▶ _AIM OF THE TASK_: Print the entries exactly; no image belongs in the copy.

▶ _MATERIAL TO PROCESS_:
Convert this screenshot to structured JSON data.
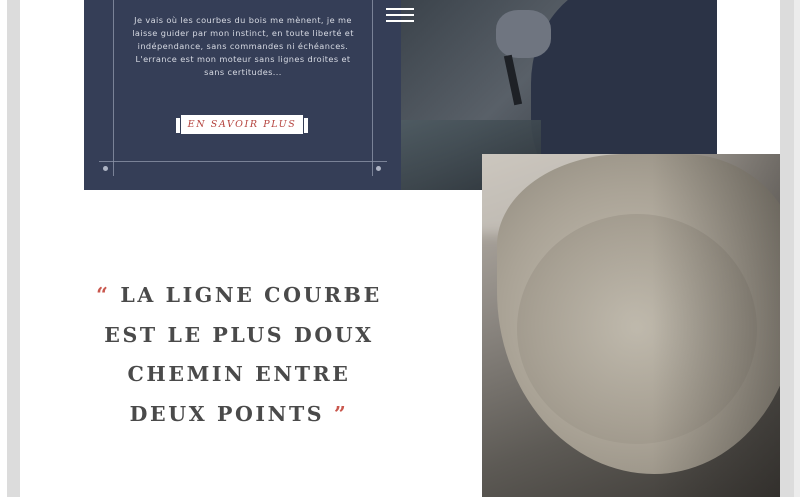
{
  "intro": {
    "text": "Je vais où les courbes du bois me mènent, je me laisse guider par mon instinct, en toute liberté et indépendance, sans commandes ni échéances. L'errance est mon moteur sans lignes droites et sans certitudes...",
    "cta_label": "EN SAVOIR PLUS"
  },
  "nav": {
    "menu_icon": "hamburger-menu-icon"
  },
  "quote": {
    "open_mark": "“",
    "line1": "LA LIGNE COURBE",
    "line2": "EST LE PLUS DOUX",
    "line3": "CHEMIN ENTRE",
    "line4": "DEUX POINTS",
    "close_mark": "”"
  },
  "colors": {
    "panel": "#353e57",
    "accent": "#c9574d",
    "quote_text": "#4a4a4a"
  }
}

▶ _REPLY TO THE EXERCISE_:
Convert this screenshot to structured JSON data.
{
  "intro": {
    "text": "Je vais où les courbes du bois me mènent, je me laisse guider par mon instinct, en toute liberté et indépendance, sans commandes ni échéances. L'errance est mon moteur sans lignes droites et sans certitudes...",
    "cta_label": "EN SAVOIR PLUS"
  },
  "nav": {
    "menu_icon": "hamburger-menu-icon"
  },
  "quote": {
    "open_mark": "“",
    "line1": "LA LIGNE COURBE",
    "line2": "EST LE PLUS DOUX",
    "line3": "CHEMIN ENTRE",
    "line4": "DEUX POINTS",
    "close_mark": "”"
  },
  "colors": {
    "panel": "#353e57",
    "accent": "#c9574d",
    "quote_text": "#4a4a4a"
  }
}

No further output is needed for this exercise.